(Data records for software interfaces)

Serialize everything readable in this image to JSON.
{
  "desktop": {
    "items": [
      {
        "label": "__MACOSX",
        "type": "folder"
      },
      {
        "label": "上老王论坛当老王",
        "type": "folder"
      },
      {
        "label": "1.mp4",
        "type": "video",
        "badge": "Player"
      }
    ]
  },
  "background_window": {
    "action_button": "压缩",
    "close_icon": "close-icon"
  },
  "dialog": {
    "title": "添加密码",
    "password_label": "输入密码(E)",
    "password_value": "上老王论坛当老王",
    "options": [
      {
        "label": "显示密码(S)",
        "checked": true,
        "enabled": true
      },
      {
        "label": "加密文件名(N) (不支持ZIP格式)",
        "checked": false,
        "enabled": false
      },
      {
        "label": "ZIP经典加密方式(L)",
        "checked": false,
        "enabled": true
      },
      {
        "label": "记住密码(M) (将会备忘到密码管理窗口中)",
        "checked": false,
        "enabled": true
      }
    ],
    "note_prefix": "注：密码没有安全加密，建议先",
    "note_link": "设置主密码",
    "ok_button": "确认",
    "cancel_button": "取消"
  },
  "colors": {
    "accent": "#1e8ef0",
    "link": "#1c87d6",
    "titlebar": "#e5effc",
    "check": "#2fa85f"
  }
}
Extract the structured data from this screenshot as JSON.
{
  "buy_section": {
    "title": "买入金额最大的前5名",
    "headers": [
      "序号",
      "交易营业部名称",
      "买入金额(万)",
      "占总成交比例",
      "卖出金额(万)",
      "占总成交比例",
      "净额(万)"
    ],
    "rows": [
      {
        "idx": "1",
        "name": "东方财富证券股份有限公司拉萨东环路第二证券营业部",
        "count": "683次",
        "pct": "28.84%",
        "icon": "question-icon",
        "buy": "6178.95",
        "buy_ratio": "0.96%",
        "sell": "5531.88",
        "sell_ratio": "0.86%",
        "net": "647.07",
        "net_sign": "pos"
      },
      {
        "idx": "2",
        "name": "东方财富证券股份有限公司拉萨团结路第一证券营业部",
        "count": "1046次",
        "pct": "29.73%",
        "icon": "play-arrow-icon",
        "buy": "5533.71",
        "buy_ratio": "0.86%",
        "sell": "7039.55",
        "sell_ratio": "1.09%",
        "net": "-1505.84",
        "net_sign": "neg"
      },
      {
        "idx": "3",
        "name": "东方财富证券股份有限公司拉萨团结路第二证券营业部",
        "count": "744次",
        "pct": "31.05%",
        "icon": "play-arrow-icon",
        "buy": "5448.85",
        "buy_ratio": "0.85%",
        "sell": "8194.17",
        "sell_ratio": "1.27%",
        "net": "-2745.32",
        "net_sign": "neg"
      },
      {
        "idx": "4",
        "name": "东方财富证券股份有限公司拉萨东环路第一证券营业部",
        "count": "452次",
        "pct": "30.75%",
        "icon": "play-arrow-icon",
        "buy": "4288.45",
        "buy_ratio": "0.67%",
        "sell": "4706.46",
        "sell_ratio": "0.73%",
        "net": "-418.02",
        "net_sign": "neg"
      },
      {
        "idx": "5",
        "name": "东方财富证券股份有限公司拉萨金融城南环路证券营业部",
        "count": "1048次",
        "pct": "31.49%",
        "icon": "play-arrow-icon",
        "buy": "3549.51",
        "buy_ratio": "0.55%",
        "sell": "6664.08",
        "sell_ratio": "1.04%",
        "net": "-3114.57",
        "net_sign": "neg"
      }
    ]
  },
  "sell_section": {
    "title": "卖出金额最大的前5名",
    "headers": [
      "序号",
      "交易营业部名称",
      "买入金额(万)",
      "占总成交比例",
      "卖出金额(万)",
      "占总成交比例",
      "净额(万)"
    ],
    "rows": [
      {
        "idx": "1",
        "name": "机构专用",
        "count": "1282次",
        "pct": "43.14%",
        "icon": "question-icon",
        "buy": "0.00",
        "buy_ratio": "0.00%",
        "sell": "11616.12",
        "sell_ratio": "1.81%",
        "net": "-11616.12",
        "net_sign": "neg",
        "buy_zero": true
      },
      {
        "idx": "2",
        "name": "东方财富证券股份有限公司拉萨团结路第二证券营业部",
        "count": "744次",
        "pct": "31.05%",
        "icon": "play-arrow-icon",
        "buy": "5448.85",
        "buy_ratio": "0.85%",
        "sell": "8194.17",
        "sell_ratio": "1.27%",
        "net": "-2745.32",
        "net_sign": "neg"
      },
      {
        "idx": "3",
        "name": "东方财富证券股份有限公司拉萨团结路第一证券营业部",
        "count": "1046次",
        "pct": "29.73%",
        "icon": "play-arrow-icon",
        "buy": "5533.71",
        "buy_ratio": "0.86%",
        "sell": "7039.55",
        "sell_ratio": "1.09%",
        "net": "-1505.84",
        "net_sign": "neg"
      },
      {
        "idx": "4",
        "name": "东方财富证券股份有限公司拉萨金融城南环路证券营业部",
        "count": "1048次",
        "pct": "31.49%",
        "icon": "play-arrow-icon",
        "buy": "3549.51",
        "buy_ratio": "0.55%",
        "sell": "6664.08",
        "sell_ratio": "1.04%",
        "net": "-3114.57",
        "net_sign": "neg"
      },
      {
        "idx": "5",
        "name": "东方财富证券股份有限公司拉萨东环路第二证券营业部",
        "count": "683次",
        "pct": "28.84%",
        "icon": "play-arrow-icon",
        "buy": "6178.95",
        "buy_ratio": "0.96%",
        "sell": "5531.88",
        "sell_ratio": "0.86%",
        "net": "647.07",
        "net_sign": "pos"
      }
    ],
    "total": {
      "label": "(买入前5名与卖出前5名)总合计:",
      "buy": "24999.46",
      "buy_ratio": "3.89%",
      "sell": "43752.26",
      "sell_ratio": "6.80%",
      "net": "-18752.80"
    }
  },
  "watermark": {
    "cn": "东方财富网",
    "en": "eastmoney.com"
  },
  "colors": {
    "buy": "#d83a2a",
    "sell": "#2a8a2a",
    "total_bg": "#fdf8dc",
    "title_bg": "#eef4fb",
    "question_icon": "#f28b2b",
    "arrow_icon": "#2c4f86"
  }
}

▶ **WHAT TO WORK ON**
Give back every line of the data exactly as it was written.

▶ **RESPONSE AREA**
Serialize everything readable in this image to JSON.
{
  "desktop": {
    "items": [
      {
        "label": "__MACOSX",
        "type": "folder"
      },
      {
        "label": "上老王论坛当老王",
        "type": "folder"
      },
      {
        "label": "1.mp4",
        "type": "video",
        "badge": "Player"
      }
    ]
  },
  "background_window": {
    "action_button": "压缩",
    "close_icon": "close-icon"
  },
  "dialog": {
    "title": "添加密码",
    "password_label": "输入密码(E)",
    "password_value": "上老王论坛当老王",
    "options": [
      {
        "label": "显示密码(S)",
        "checked": true,
        "enabled": true
      },
      {
        "label": "加密文件名(N) (不支持ZIP格式)",
        "checked": false,
        "enabled": false
      },
      {
        "label": "ZIP经典加密方式(L)",
        "checked": false,
        "enabled": true
      },
      {
        "label": "记住密码(M) (将会备忘到密码管理窗口中)",
        "checked": false,
        "enabled": true
      }
    ],
    "note_prefix": "注：密码没有安全加密，建议先",
    "note_link": "设置主密码",
    "ok_button": "确认",
    "cancel_button": "取消"
  },
  "colors": {
    "accent": "#1e8ef0",
    "link": "#1c87d6",
    "titlebar": "#e5effc",
    "check": "#2fa85f"
  }
}
Extract the structured data from this screenshot as JSON.
{
  "buy_section": {
    "title": "买入金额最大的前5名",
    "headers": [
      "序号",
      "交易营业部名称",
      "买入金额(万)",
      "占总成交比例",
      "卖出金额(万)",
      "占总成交比例",
      "净额(万)"
    ],
    "rows": [
      {
        "idx": "1",
        "name": "东方财富证券股份有限公司拉萨东环路第二证券营业部",
        "count": "683次",
        "pct": "28.84%",
        "icon": "question-icon",
        "buy": "6178.95",
        "buy_ratio": "0.96%",
        "sell": "5531.88",
        "sell_ratio": "0.86%",
        "net": "647.07",
        "net_sign": "pos"
      },
      {
        "idx": "2",
        "name": "东方财富证券股份有限公司拉萨团结路第一证券营业部",
        "count": "1046次",
        "pct": "29.73%",
        "icon": "play-arrow-icon",
        "buy": "5533.71",
        "buy_ratio": "0.86%",
        "sell": "7039.55",
        "sell_ratio": "1.09%",
        "net": "-1505.84",
        "net_sign": "neg"
      },
      {
        "idx": "3",
        "name": "东方财富证券股份有限公司拉萨团结路第二证券营业部",
        "count": "744次",
        "pct": "31.05%",
        "icon": "play-arrow-icon",
        "buy": "5448.85",
        "buy_ratio": "0.85%",
        "sell": "8194.17",
        "sell_ratio": "1.27%",
        "net": "-2745.32",
        "net_sign": "neg"
      },
      {
        "idx": "4",
        "name": "东方财富证券股份有限公司拉萨东环路第一证券营业部",
        "count": "452次",
        "pct": "30.75%",
        "icon": "play-arrow-icon",
        "buy": "4288.45",
        "buy_ratio": "0.67%",
        "sell": "4706.46",
        "sell_ratio": "0.73%",
        "net": "-418.02",
        "net_sign": "neg"
      },
      {
        "idx": "5",
        "name": "东方财富证券股份有限公司拉萨金融城南环路证券营业部",
        "count": "1048次",
        "pct": "31.49%",
        "icon": "play-arrow-icon",
        "buy": "3549.51",
        "buy_ratio": "0.55%",
        "sell": "6664.08",
        "sell_ratio": "1.04%",
        "net": "-3114.57",
        "net_sign": "neg"
      }
    ]
  },
  "sell_section": {
    "title": "卖出金额最大的前5名",
    "headers": [
      "序号",
      "交易营业部名称",
      "买入金额(万)",
      "占总成交比例",
      "卖出金额(万)",
      "占总成交比例",
      "净额(万)"
    ],
    "rows": [
      {
        "idx": "1",
        "name": "机构专用",
        "count": "1282次",
        "pct": "43.14%",
        "icon": "question-icon",
        "buy": "0.00",
        "buy_ratio": "0.00%",
        "sell": "11616.12",
        "sell_ratio": "1.81%",
        "net": "-11616.12",
        "net_sign": "neg",
        "buy_zero": true
      },
      {
        "idx": "2",
        "name": "东方财富证券股份有限公司拉萨团结路第二证券营业部",
        "count": "744次",
        "pct": "31.05%",
        "icon": "play-arrow-icon",
        "buy": "5448.85",
        "buy_ratio": "0.85%",
        "sell": "8194.17",
        "sell_ratio": "1.27%",
        "net": "-2745.32",
        "net_sign": "neg"
      },
      {
        "idx": "3",
        "name": "东方财富证券股份有限公司拉萨团结路第一证券营业部",
        "count": "1046次",
        "pct": "29.73%",
        "icon": "play-arrow-icon",
        "buy": "5533.71",
        "buy_ratio": "0.86%",
        "sell": "7039.55",
        "sell_ratio": "1.09%",
        "net": "-1505.84",
        "net_sign": "neg"
      },
      {
        "idx": "4",
        "name": "东方财富证券股份有限公司拉萨金融城南环路证券营业部",
        "count": "1048次",
        "pct": "31.49%",
        "icon": "play-arrow-icon",
        "buy": "3549.51",
        "buy_ratio": "0.55%",
        "sell": "6664.08",
        "sell_ratio": "1.04%",
        "net": "-3114.57",
        "net_sign": "neg"
      },
      {
        "idx": "5",
        "name": "东方财富证券股份有限公司拉萨东环路第二证券营业部",
        "count": "683次",
        "pct": "28.84%",
        "icon": "play-arrow-icon",
        "buy": "6178.95",
        "buy_ratio": "0.96%",
        "sell": "5531.88",
        "sell_ratio": "0.86%",
        "net": "647.07",
        "net_sign": "pos"
      }
    ],
    "total": {
      "label": "(买入前5名与卖出前5名)总合计:",
      "buy": "24999.46",
      "buy_ratio": "3.89%",
      "sell": "43752.26",
      "sell_ratio": "6.80%",
      "net": "-18752.80"
    }
  },
  "watermark": {
    "cn": "东方财富网",
    "en": "eastmoney.com"
  },
  "colors": {
    "buy": "#d83a2a",
    "sell": "#2a8a2a",
    "total_bg": "#fdf8dc",
    "title_bg": "#eef4fb",
    "question_icon": "#f28b2b",
    "arrow_icon": "#2c4f86"
  }
}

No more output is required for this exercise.